- What this task involves:
Check every line of the data for the word "text", and copy those that have it.

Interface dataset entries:
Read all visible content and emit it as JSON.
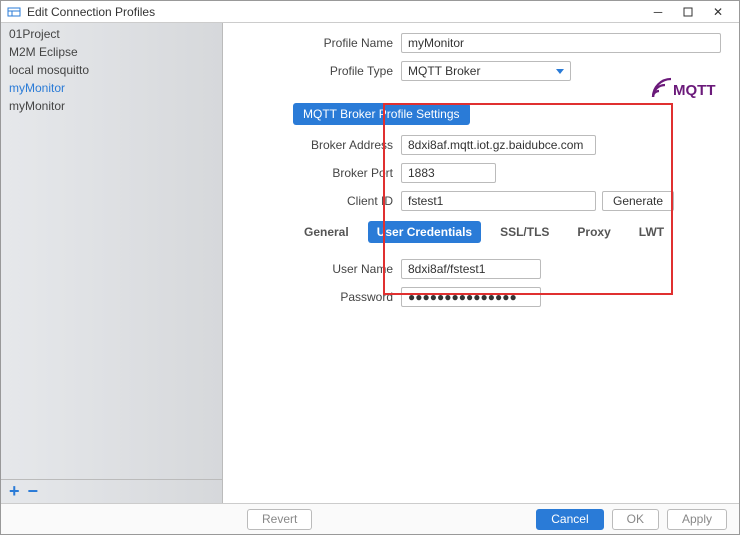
{
  "window": {
    "title": "Edit Connection Profiles"
  },
  "sidebar": {
    "items": [
      {
        "label": "01Project"
      },
      {
        "label": "M2M Eclipse"
      },
      {
        "label": "local mosquitto"
      },
      {
        "label": "myMonitor"
      },
      {
        "label": "myMonitor"
      }
    ],
    "selected_index": 3
  },
  "profile": {
    "name_label": "Profile Name",
    "name_value": "myMonitor",
    "type_label": "Profile Type",
    "type_value": "MQTT Broker"
  },
  "section_header": "MQTT Broker Profile Settings",
  "broker": {
    "address_label": "Broker Address",
    "address_value": "8dxi8af.mqtt.iot.gz.baidubce.com",
    "port_label": "Broker Port",
    "port_value": "1883",
    "clientid_label": "Client ID",
    "clientid_value": "fstest1",
    "generate_label": "Generate"
  },
  "tabs": {
    "items": [
      "General",
      "User Credentials",
      "SSL/TLS",
      "Proxy",
      "LWT"
    ],
    "active_index": 1
  },
  "credentials": {
    "username_label": "User Name",
    "username_value": "8dxi8af/fstest1",
    "password_label": "Password",
    "password_value": "●●●●●●●●●●●●●●●"
  },
  "footer": {
    "revert": "Revert",
    "cancel": "Cancel",
    "ok": "OK",
    "apply": "Apply"
  }
}
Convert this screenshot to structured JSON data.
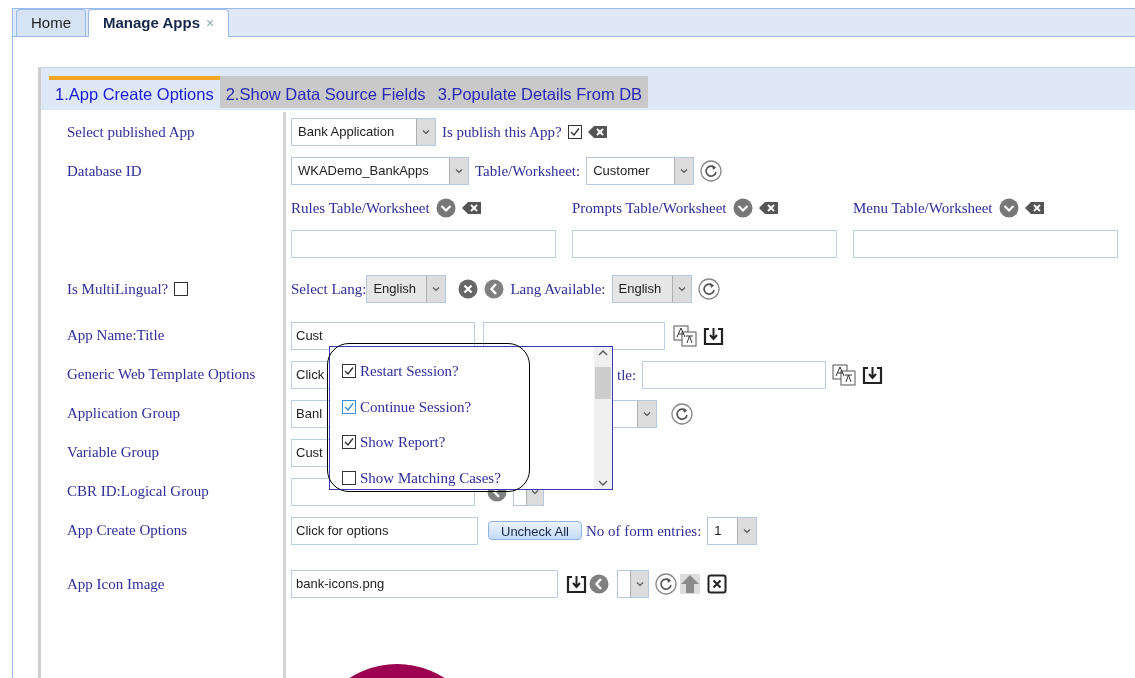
{
  "tabs": [
    {
      "label": "Home",
      "selected": false
    },
    {
      "label": "Manage Apps",
      "selected": true,
      "close": "×"
    }
  ],
  "wizard_steps": [
    {
      "label": "1.App Create Options",
      "selected": true
    },
    {
      "label": "2.Show Data Source Fields",
      "selected": false
    },
    {
      "label": "3.Populate Details From DB",
      "selected": false
    }
  ],
  "form": {
    "select_published_app": {
      "label": "Select published App",
      "value": "Bank Application",
      "publish_label": "Is publish this App?",
      "published": true
    },
    "database_id": {
      "label": "Database ID",
      "value": "WKADemo_BankApps",
      "table_label": "Table/Worksheet:",
      "table_value": "Customer"
    },
    "worksheets": [
      {
        "label": "Rules Table/Worksheet"
      },
      {
        "label": "Prompts Table/Worksheet"
      },
      {
        "label": "Menu Table/Worksheet"
      }
    ],
    "multilingual": {
      "label": "Is MultiLingual?",
      "checked": false,
      "select_lang_label": "Select Lang:",
      "select_lang_value": "English",
      "lang_available_label": "Lang Available:",
      "lang_available_value": "English"
    },
    "app_name": {
      "label": "App Name:Title",
      "value": "Cust"
    },
    "web_template": {
      "label": "Generic Web Template Options",
      "value": "Click",
      "title_label": "tle:"
    },
    "application_group": {
      "label": "Application Group",
      "value": "Banl"
    },
    "variable_group": {
      "label": "Variable Group",
      "value": "Cust"
    },
    "cbr_id": {
      "label": "CBR ID:Logical Group"
    },
    "app_create_options": {
      "label": "App Create Options",
      "value": "Click for options",
      "button": "Uncheck All",
      "entries_label": "No of form entries:",
      "entries_value": "1"
    },
    "app_icon": {
      "label": "App Icon Image",
      "value": "bank-icons.png"
    }
  },
  "options_popup": {
    "items": [
      {
        "label": "Restart Session?",
        "checked": true,
        "focused": false
      },
      {
        "label": "Continue Session?",
        "checked": true,
        "focused": true
      },
      {
        "label": "Show Report?",
        "checked": true,
        "focused": false
      },
      {
        "label": "Show Matching Cases?",
        "checked": false,
        "focused": false
      }
    ]
  }
}
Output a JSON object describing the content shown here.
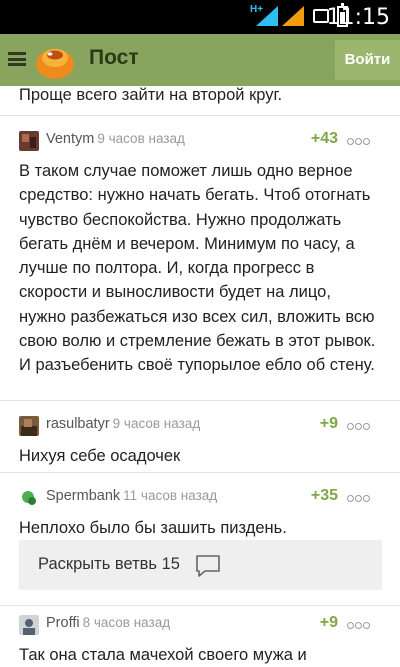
{
  "status_bar": {
    "time": "11:15",
    "network": "H+"
  },
  "toolbar": {
    "title": "Пост",
    "login_label": "Войти"
  },
  "feed": {
    "prev_comment_tail": "Проще всего зайти на второй круг.",
    "comments": [
      {
        "username": "Ventym",
        "time": "9 часов назад",
        "score": "+43",
        "text": "В таком случае поможет лишь одно верное средство: нужно начать бегать. Чтоб отогнать чувство беспокойства. Нужно продолжать бегать днём и вечером. Минимум по часу, а лучше по полтора. И, когда прогресс в скорости и выносливости будет на лицо, нужно разбежаться изо всех сил, вложить всю свою волю и стремление бежать в этот рывок. И разъебенить своё тупорылое ебло об стену."
      },
      {
        "username": "rasulbatyr",
        "time": "9 часов назад",
        "score": "+9",
        "text": "Нихуя себе осадочек"
      },
      {
        "username": "Spermbank",
        "time": "11 часов назад",
        "score": "+35",
        "text": "Неплохо было бы зашить пиздень."
      },
      {
        "username": "Proffi",
        "time": "8 часов назад",
        "score": "+9",
        "text": "Так она стала мачехой своего мужа и"
      }
    ],
    "expand_branch_label": "Раскрыть ветвь 15"
  },
  "colors": {
    "toolbar": "#88a45e",
    "login_button": "#9cb66d",
    "score": "#7ea846",
    "status_bar": "#000000"
  },
  "icons": [
    "menu-icon",
    "logo-icon",
    "more-dots-icon",
    "comment-bubble-icon",
    "signal-icon",
    "battery-icon"
  ]
}
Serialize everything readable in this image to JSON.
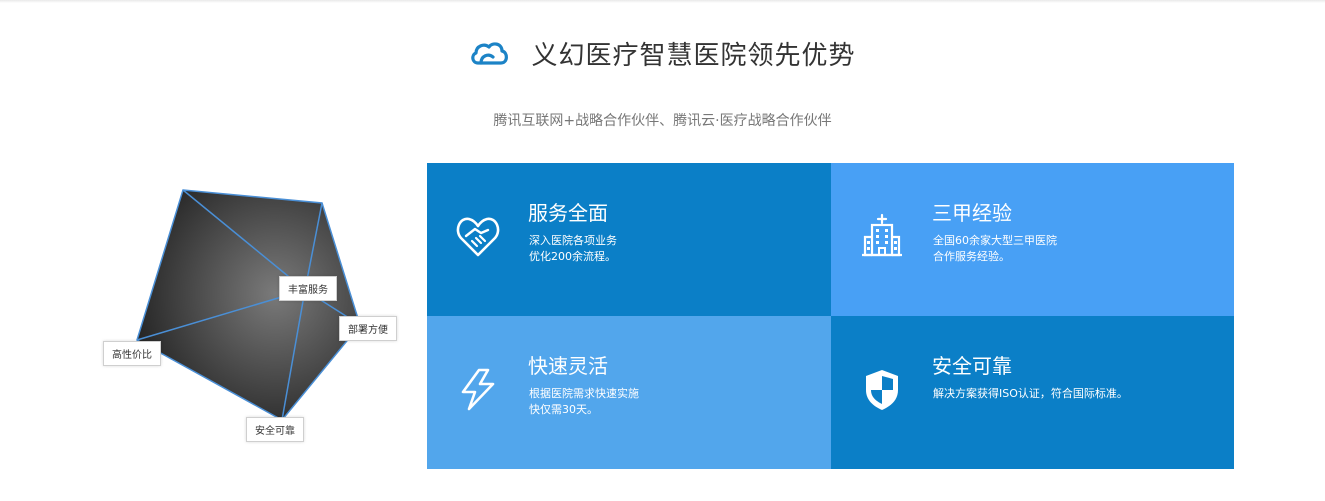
{
  "header": {
    "title": "义幻医疗智慧医院领先优势",
    "subtitle": "腾讯互联网+战略合作伙伴、腾讯云·医疗战略合作伙伴",
    "icon": "cloud-icon"
  },
  "diagram": {
    "labels": {
      "rich_service": "丰富服务",
      "easy_deploy": "部署方便",
      "cost_effective": "高性价比",
      "secure_reliable": "安全可靠"
    }
  },
  "features": [
    {
      "title": "服务全面",
      "line1": "深入医院各项业务",
      "line2": "优化200余流程。",
      "icon": "handshake-heart-icon",
      "color": "#0b7fc7"
    },
    {
      "title": "三甲经验",
      "line1": "全国60余家大型三甲医院",
      "line2": "合作服务经验。",
      "icon": "hospital-icon",
      "color": "#48a0f5"
    },
    {
      "title": "快速灵活",
      "line1": "根据医院需求快速实施",
      "line2": "快仅需30天。",
      "icon": "lightning-icon",
      "color": "#52a6ec"
    },
    {
      "title": "安全可靠",
      "line1": "解决方案获得ISO认证，符合国际标准。",
      "line2": "",
      "icon": "shield-icon",
      "color": "#0b7fc7"
    }
  ]
}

- Solution to this task:
        "text": "В таком случае поможет лишь одно верное средство: нужно начать бегать. Чтоб отогнать чувство беспокойства. Нужно продолжать бегать днём и вечером. Минимум по часу, а лучше по полтора. И, когда прогресс в скорости и выносливости будет на лицо, нужно разбежаться изо всех сил, вложить всю свою волю и стремление бежать в этот рывок. И разъебенить своё тупорылое ебло об стену."
        "text": "Нихуя себе осадочек"
        "text": "Неплохо было бы зашить пиздень."
        "text": "Так она стала мачехой своего мужа и"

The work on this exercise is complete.